I do know that the USDA has published Recipes and Tips for Healthy, Thrifty Meals. However, it's based on nutrition info that's nearly 20 years old and assumes that one wants to follow the standard American diet. It wouldn't have been too helpful to Booker, who is, I believe, a vegetarian. There's one vegetarian main dish which features potatoes.

Brittany said...

I think other commentators makes some good points--that these kind of "failed" challenges show the need for logistical support of SNAP recipients. It's an extension of the whole healthy-cheap-fast debate. It's very hard to do all three, especially without a lot of advanced skills and knowledge. And in my experience growing up on food benefits and then working in low-income communities once I got out, if there is one thing struggling folks have less of than money, it's time--time to cook, time to research healthy/fast/cheap cooking, time to develop the skills with no support. The WIC (women, infants, and children) food assistance program my family was on required monthly classes as a condition/perk of benefits, although they were mostly on parenting, budgeting, etc. I think SNAP could use a similar program, but focused on cheap/healthy/fast cooking.

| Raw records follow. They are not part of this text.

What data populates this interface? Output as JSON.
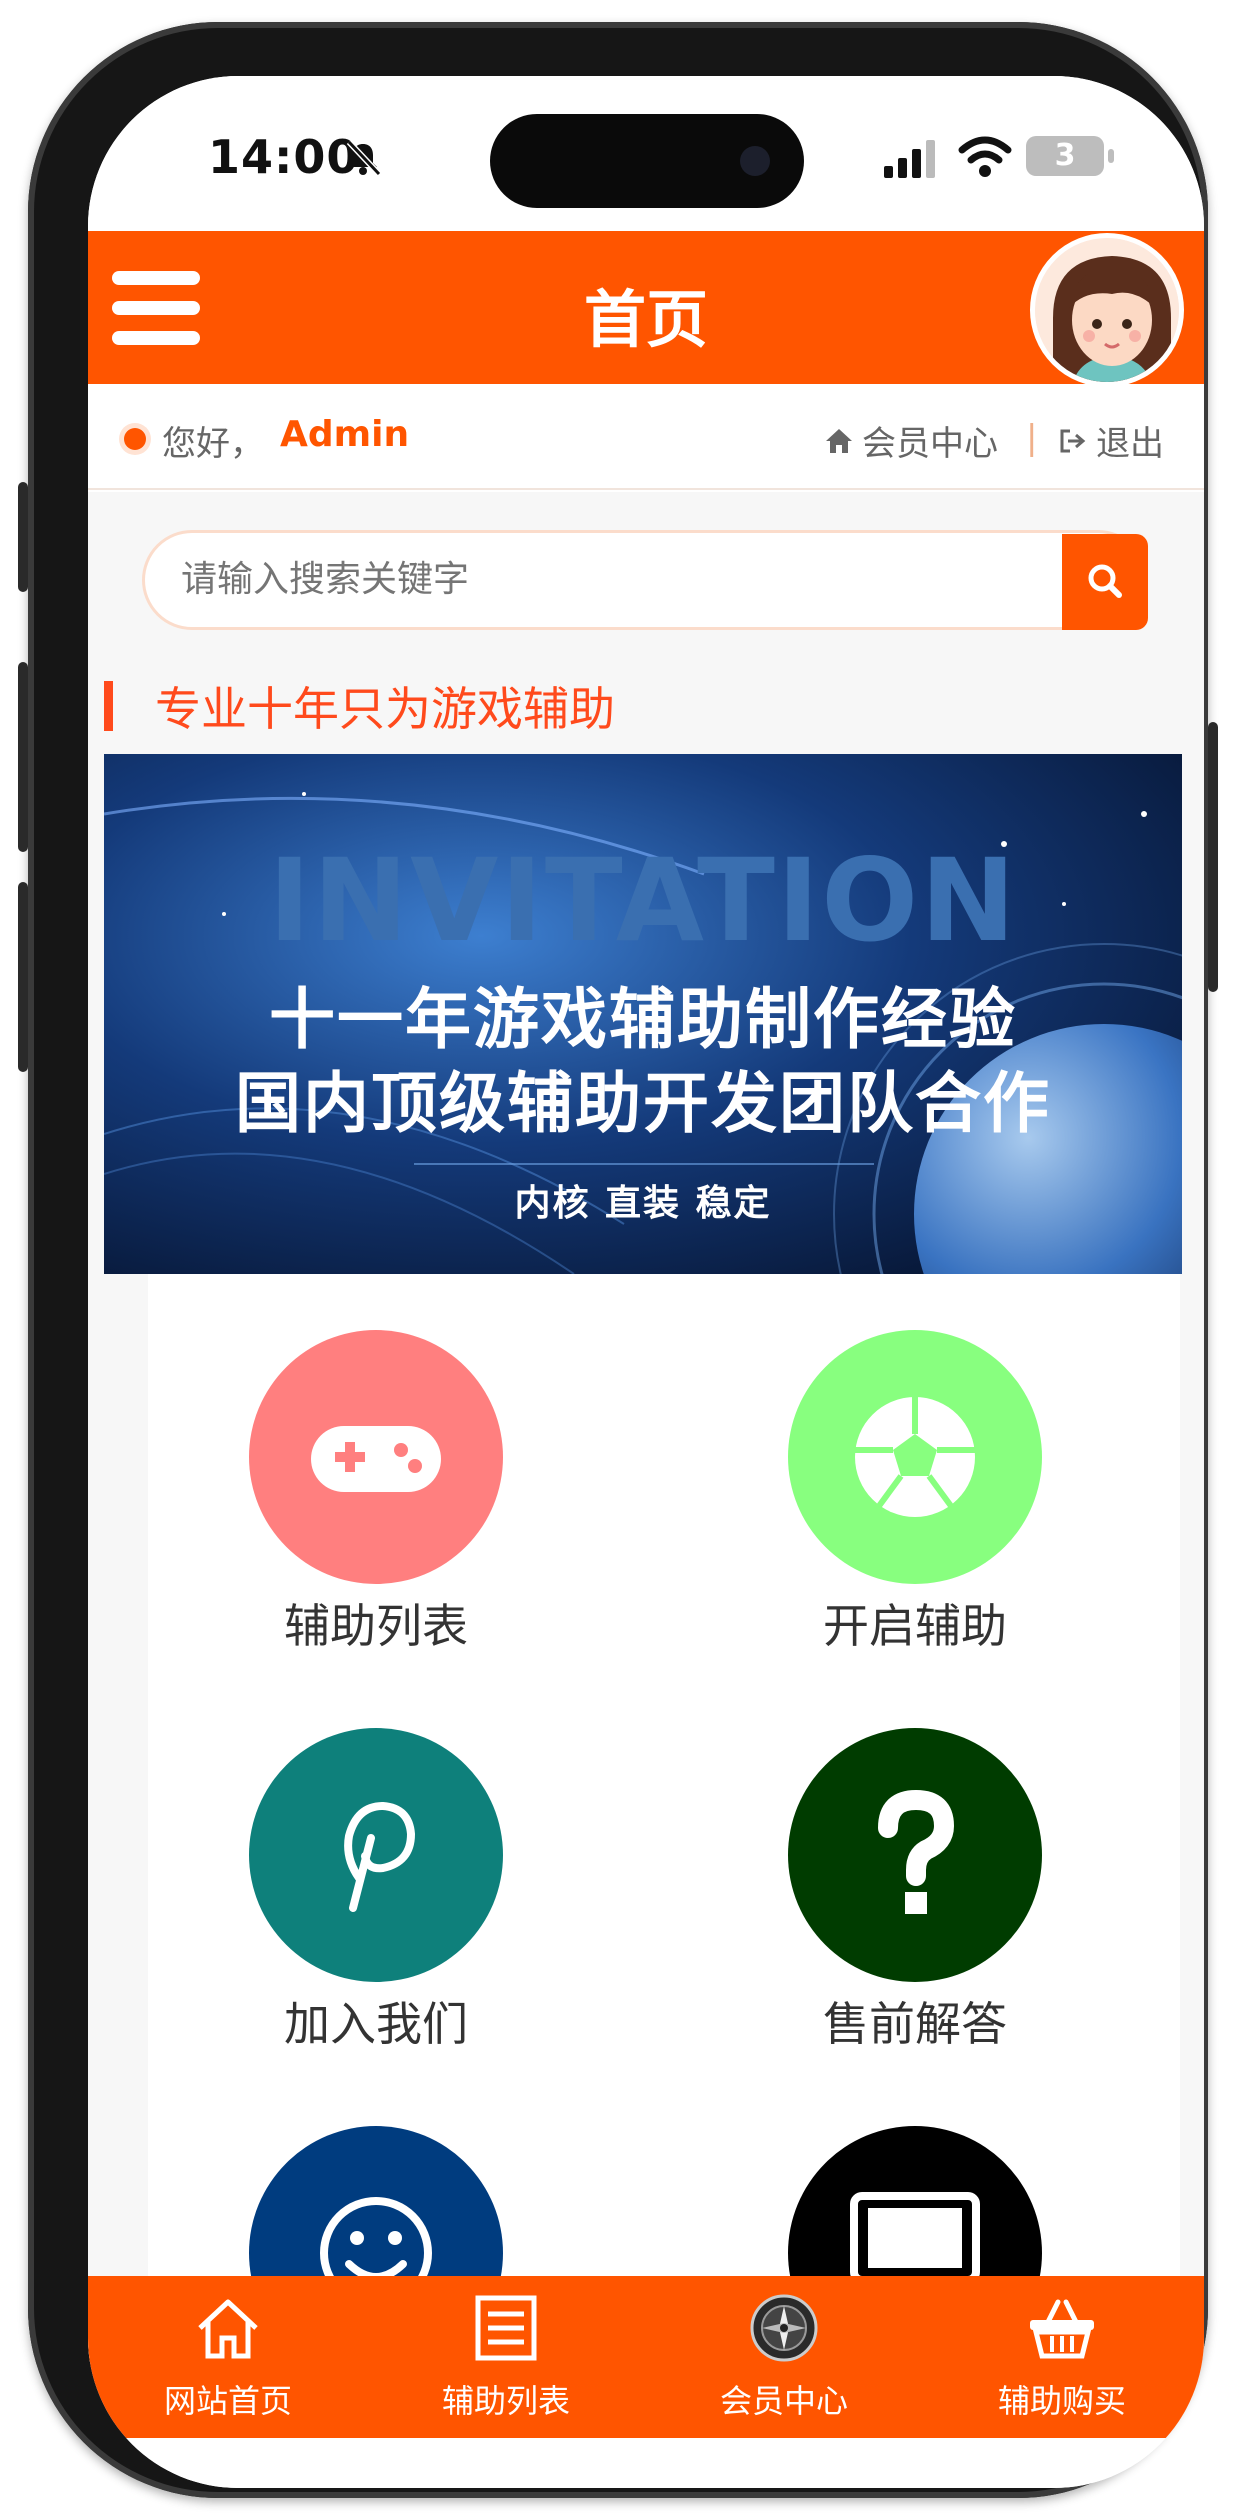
{
  "status_bar": {
    "time": "14:00",
    "battery": "3"
  },
  "header": {
    "title": "首页"
  },
  "greeting": {
    "hello": "您好，",
    "username": "Admin",
    "member_center": "会员中心",
    "separator": "|",
    "logout": "退出"
  },
  "search": {
    "placeholder": "请输入搜索关键字"
  },
  "section": {
    "title": "专业十年只为游戏辅助"
  },
  "banner": {
    "headline": "INVITATION",
    "line1": "十一年游戏辅助制作经验",
    "line2": "国内顶级辅助开发团队合作",
    "subline": "内核 直装 稳定"
  },
  "grid": {
    "items": [
      {
        "label": "辅助列表",
        "icon": "gamepad-icon",
        "color": "#ff7f7f"
      },
      {
        "label": "开启辅助",
        "icon": "soccer-ball-icon",
        "color": "#88ff7f"
      },
      {
        "label": "加入我们",
        "icon": "pinterest-icon",
        "color": "#0e807b"
      },
      {
        "label": "售前解答",
        "icon": "question-icon",
        "color": "#003c00"
      },
      {
        "label": "",
        "icon": "smile-icon",
        "color": "#003c7f"
      },
      {
        "label": "",
        "icon": "laptop-icon",
        "color": "#000000"
      }
    ]
  },
  "bottom_nav": {
    "items": [
      {
        "label": "网站首页",
        "icon": "home-icon"
      },
      {
        "label": "辅助列表",
        "icon": "list-icon"
      },
      {
        "label": "会员中心",
        "icon": "compass-icon"
      },
      {
        "label": "辅助购买",
        "icon": "basket-icon"
      }
    ]
  },
  "colors": {
    "brand": "#ff5500",
    "accent_title": "#ff4a1c"
  }
}
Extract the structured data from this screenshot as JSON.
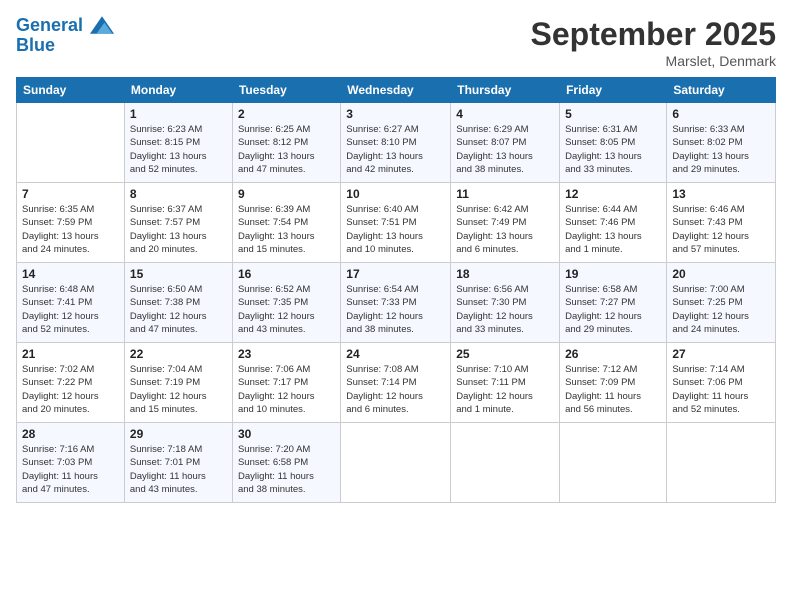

But I get where you're coming from, Daniel. In Australia, there's currently this big kerfulffle because the head of the department of family affairs just said that she could easily live on the $35/day unemployment benefit (dole) (in response to hundreds of thousands of single moms getting kicked off the higher parenting benefit onto the lower dole). It was not the height of class nor empathy, nor good politics.

However, I think a successful dole or SNAP challenge could be done by a politician, if it was messaged as, "I managed it, but just barely, and only because I had all of these other resources and skills and supports. I thereby propose we have these kinds of supports for people in these programs." sort of way.

Daniel said...

Agreed, these are excellent comments.

Also, Brittany, interesting comment about the Australian official. It ties in well to our discussion on how to do a competent SNAP challenge, mainly because the "you're not showing sufficient empathy" reaction tends to shame and silence the very people who are showing others how it can be done. If we as a society want more people to teach and share basic principles of healthy, low-cost eating, this clearly isn't the way to go about it.

Again, thanks to everyone for the healthy and civil discussion.